Exercise prompt:
Your result should be every line of the records below that contains the word "Instagram".

--- Provided data ---

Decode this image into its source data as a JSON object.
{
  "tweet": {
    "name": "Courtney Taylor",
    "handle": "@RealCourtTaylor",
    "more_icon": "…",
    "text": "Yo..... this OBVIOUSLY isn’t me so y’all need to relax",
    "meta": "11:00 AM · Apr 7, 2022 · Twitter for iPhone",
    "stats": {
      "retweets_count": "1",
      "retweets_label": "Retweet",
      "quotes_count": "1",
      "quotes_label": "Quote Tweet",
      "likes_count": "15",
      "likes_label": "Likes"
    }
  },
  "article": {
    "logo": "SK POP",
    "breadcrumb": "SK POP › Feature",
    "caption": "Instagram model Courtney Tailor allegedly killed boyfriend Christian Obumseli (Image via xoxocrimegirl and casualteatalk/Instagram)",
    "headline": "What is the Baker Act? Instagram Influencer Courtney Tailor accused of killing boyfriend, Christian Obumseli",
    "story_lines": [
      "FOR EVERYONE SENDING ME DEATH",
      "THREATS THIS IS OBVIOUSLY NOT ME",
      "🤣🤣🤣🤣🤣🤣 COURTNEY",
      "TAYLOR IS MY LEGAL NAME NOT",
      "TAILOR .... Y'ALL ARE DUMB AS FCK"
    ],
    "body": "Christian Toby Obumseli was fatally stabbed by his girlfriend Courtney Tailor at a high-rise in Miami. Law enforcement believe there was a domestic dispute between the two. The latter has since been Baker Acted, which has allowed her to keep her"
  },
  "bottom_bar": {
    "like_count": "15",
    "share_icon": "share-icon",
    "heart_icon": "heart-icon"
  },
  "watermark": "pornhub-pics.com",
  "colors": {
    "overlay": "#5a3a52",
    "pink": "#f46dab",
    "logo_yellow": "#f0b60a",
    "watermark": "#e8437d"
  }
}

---

Response:
    "caption": "Instagram model Courtney Tailor allegedly killed boyfriend Christian Obumseli (Image via xoxocrimegirl and casualteatalk/Instagram)",
    "headline": "What is the Baker Act? Instagram Influencer Courtney Tailor accused of killing boyfriend, Christian Obumseli",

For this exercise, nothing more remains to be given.